“Google uses information to improve our services and to develop new products, features and technologies that benefit our users and the public,” the new Google policy says. “For example, we use publicly available information to help train Google’s AI models and build products and features like Google Translate, Bard, and Cloud AI capabilities.”
Fortunately for history fans, Google maintains a history of changes to its terms of service. The new language amends an existing policy, spelling out new ways your online musings might be used for the tech giant’s AI tools work.
Previously, Google said the data would be used “for language models,” rather than “AI models,” and where the older policy just mentioned Google Translate, Bard and Cloud AI now make an appearance.
The practice raises new and interesting privacy questions. People generally understand that public posts are public. But today, you need a new mental model of what it means to write something online. It’s no longer a question of who can see the information, but how it could be used. There’s a good chance that Bard and ChatGPT ingested your long forgotten blog posts or 15-year-old restaurant reviews. As you read this, the chatbots could be regurgitating some humonculoid version of your words in ways that are impossible to predict and difficult to understand.
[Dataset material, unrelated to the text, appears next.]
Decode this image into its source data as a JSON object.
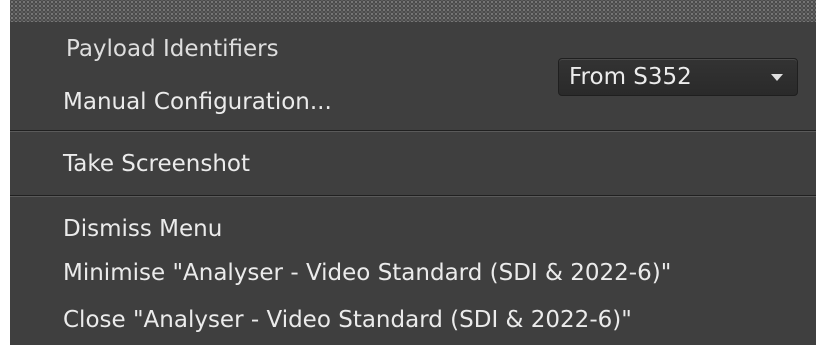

One of the less obvious complications of the post ChatGPT world is the question of where data-hungry chatbots sourced their information. Companies including Google and OpenAI scraped vast portions of the internet to fuel their robot habits. It’s not at all clear that this is legal, and the next few years will see the courts wrestle with copyright questions that would have seemed like science fiction a few years ago. In the meantime, the phenomenon already affects consumers in some unexpected ways.
The overlords at Twitter and Reddit feel particularly aggrieved about the AI issue, and made controversial changes to lockdown their platforms. Both companies turned off free access to their API’s which allowed anyone who pleased to download large quantities of posts. Ostensibly, that’s meant to protect the social media sites from other companies harvesting their intellectual property, but it’s had other consequences.
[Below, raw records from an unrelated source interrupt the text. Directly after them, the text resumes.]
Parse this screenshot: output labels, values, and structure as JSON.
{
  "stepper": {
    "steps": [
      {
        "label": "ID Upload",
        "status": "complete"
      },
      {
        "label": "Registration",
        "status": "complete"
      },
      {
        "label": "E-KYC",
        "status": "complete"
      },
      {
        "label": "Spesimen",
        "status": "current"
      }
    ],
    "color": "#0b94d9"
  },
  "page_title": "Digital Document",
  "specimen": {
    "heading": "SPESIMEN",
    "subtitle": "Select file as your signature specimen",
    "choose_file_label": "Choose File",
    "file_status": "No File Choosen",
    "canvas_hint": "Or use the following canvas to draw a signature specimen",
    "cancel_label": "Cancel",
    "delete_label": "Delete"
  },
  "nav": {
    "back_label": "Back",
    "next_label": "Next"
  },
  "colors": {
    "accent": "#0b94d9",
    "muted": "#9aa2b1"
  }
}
Twitter and Reddit’s API changes broke third-party tools that many people used to access those sites. For a minute, it even seemed Twitter was going to force public entities such as weather, transit, and emergency services to pay if they wanted to Tweet, a move that the company walked back after a hailstorm of criticism.
Lately, web scraping is Elon Musk’s favorite boogieman. Musk blamed a number of recent Twitter disasters on the company’s need to stop others from pulling data off his site, even when the issues seem unrelated. Over the weekend, Twitter limited the number of tweets users were allowed to look at per day, rendering the service almost unusable. Musk said it was a necessary response to “data scraping” and “system manipulation.” However, most IT experts agreed the rate limiting was more likely a crisis response to technical problems born of mismanagement, incompetence, or both. Twitter did not answer Gizmodo’s questions on the subject.
On Reddit, the effect of API changes was particularly noisy. Reddit is essentially run by unpaid moderators who keep the forums healthy. Mods of large subreddits tend to rely on third-party tools for their work, tools that are built on now inaccessible APIs. That sparked a mass protest, where moderators essentially shut Reddit down. Though the controversy is still playing out, it’s likely to have permanent consequences as spurned moderators hang up their hats.